▸ **Material for this exercise**
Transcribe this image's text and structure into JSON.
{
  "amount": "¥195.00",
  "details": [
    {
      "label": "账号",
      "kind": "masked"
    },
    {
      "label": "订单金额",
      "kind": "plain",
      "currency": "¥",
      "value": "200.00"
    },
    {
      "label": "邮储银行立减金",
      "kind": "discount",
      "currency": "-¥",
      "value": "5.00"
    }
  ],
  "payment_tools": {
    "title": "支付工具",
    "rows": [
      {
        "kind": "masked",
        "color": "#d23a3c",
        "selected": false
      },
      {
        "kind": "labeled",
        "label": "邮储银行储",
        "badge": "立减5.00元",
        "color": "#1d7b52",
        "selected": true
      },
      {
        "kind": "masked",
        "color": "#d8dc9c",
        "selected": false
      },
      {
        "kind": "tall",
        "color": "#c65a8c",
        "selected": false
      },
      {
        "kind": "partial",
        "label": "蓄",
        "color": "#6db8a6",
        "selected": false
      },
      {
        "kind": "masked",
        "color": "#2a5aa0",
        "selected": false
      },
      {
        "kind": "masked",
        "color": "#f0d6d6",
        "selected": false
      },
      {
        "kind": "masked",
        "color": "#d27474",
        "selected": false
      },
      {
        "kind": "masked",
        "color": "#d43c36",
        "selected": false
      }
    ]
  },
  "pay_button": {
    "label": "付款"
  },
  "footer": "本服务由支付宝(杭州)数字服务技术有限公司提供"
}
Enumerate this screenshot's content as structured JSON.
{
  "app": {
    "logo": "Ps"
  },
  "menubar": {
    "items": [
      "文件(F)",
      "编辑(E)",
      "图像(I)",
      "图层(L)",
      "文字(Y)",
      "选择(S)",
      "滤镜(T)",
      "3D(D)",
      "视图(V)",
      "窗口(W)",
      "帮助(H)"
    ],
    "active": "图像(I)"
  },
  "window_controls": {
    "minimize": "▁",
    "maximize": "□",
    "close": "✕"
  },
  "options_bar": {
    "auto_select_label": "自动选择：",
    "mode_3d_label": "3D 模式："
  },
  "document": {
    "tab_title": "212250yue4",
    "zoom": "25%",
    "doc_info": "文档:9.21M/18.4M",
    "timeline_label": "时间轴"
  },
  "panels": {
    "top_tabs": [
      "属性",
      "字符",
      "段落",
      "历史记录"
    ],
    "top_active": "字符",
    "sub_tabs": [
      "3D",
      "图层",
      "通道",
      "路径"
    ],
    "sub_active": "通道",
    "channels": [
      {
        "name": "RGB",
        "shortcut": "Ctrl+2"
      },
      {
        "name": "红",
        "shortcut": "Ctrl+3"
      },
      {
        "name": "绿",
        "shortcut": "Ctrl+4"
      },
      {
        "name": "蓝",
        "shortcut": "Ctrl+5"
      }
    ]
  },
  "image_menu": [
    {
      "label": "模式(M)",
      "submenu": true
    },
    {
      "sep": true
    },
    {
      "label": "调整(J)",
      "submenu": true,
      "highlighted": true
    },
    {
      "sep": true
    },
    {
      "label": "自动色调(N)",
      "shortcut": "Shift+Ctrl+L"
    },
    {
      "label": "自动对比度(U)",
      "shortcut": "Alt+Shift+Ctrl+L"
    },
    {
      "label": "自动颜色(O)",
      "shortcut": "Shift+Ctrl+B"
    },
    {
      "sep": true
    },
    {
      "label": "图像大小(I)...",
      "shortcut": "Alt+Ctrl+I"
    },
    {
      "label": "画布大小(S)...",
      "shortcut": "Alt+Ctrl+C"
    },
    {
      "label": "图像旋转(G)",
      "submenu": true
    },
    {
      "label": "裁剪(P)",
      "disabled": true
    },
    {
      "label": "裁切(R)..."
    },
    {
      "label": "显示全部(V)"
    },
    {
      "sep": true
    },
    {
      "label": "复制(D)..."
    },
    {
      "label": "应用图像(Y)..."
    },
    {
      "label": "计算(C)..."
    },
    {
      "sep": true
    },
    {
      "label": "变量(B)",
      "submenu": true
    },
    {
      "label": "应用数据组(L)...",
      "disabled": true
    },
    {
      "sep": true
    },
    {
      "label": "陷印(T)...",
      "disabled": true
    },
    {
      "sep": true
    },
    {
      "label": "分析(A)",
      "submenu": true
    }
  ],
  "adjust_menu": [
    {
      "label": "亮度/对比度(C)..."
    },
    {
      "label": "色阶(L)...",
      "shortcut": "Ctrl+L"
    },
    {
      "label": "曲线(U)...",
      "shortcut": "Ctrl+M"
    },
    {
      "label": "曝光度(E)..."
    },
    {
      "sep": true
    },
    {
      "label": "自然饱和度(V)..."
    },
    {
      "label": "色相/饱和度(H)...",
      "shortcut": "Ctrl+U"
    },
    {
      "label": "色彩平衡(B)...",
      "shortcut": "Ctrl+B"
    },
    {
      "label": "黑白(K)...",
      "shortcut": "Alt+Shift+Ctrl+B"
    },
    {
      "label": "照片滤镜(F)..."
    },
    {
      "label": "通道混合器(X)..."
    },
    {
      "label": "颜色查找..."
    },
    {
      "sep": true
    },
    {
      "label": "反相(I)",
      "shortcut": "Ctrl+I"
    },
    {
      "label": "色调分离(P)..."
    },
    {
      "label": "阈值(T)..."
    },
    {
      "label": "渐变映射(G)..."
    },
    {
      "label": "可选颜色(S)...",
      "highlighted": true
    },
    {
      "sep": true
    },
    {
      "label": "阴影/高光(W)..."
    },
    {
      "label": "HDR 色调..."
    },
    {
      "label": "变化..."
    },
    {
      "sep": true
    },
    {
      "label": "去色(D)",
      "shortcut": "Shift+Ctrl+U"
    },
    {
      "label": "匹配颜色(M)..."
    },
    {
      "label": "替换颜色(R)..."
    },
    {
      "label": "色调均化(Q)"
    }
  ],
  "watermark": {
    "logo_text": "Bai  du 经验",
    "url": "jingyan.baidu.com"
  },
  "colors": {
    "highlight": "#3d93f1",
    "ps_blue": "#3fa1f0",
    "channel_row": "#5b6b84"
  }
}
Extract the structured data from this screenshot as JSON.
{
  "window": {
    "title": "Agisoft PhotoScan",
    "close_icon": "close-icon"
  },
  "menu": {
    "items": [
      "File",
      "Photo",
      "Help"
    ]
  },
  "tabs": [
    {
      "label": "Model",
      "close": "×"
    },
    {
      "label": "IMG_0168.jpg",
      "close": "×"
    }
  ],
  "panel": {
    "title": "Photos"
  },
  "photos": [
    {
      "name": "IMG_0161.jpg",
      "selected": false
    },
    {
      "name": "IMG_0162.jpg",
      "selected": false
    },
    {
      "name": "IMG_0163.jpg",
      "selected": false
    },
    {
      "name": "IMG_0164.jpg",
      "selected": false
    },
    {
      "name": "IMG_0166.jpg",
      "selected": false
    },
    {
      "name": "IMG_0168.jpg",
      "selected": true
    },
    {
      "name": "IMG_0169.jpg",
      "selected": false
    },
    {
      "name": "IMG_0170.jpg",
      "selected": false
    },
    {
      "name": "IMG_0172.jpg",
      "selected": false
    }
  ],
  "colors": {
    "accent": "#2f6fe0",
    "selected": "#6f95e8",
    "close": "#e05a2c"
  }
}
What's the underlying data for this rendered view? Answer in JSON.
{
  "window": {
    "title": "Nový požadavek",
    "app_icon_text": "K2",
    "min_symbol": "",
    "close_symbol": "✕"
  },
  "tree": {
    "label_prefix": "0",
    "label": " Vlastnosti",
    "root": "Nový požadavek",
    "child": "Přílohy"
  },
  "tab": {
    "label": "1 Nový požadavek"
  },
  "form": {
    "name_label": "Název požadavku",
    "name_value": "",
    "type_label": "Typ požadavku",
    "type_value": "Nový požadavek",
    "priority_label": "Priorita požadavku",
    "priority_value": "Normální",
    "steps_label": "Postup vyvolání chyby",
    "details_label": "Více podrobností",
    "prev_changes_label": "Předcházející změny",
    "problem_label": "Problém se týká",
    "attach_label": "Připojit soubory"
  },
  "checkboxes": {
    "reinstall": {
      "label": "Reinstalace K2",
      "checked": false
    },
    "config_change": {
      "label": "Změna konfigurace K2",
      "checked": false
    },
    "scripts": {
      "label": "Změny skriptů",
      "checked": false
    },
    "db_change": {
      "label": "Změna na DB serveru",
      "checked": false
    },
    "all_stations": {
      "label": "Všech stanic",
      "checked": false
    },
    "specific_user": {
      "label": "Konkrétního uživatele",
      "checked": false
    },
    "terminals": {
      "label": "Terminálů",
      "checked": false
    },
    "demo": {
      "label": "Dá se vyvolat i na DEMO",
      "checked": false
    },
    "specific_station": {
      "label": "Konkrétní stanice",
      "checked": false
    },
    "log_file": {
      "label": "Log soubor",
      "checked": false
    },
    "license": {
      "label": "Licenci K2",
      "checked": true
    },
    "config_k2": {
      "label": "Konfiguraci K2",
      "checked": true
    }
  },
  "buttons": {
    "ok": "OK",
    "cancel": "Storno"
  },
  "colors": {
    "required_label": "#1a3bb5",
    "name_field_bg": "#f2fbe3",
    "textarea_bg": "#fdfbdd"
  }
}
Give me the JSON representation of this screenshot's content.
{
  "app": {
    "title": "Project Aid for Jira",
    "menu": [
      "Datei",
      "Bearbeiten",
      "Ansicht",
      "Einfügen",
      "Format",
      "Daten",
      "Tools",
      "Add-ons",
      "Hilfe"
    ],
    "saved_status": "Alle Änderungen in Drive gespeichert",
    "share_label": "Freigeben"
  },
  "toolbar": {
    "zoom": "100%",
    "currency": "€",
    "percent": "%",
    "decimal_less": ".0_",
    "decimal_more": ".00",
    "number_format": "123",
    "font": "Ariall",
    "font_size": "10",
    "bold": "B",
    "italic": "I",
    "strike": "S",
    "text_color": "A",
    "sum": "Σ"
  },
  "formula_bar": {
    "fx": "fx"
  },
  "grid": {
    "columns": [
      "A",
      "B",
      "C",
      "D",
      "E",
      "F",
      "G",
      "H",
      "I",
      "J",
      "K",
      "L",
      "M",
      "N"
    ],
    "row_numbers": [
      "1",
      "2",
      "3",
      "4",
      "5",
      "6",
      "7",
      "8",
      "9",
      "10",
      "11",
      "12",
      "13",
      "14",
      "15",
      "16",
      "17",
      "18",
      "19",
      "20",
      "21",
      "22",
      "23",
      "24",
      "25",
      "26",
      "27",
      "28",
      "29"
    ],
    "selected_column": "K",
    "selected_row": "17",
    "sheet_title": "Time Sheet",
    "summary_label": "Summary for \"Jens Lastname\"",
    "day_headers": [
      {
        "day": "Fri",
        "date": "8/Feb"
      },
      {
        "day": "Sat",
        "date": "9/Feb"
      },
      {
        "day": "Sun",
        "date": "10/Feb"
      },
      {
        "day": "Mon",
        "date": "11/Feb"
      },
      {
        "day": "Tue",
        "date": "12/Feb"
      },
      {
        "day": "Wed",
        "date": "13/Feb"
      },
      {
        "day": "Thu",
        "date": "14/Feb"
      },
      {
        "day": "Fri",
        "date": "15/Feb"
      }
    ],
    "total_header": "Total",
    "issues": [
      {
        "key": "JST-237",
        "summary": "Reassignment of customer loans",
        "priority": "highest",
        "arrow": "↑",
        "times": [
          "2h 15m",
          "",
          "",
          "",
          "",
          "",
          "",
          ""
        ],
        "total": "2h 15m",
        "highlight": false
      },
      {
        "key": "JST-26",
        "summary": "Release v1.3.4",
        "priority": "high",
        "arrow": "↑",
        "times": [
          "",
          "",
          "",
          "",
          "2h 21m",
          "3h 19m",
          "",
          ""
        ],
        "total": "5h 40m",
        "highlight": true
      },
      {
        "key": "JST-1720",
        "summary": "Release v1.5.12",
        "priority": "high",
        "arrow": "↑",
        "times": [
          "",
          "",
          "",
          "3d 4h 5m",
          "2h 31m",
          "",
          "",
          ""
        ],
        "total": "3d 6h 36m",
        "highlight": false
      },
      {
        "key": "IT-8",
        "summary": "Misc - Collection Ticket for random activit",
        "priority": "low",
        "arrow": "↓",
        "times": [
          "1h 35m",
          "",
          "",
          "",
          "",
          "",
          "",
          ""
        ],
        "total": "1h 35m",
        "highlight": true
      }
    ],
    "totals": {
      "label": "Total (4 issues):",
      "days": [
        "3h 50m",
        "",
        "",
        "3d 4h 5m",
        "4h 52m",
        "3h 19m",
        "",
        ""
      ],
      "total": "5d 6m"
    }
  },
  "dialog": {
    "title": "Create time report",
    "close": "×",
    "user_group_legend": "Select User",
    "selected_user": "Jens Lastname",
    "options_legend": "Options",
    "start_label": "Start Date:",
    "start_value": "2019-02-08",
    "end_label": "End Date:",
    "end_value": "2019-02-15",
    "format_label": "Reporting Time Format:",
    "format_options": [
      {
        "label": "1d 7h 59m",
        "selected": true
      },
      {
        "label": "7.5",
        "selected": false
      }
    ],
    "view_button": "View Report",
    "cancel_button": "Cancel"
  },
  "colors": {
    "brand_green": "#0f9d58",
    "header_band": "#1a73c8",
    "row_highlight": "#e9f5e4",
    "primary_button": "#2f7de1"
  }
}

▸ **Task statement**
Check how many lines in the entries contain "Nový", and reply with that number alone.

▸ **Solution for this problem**
4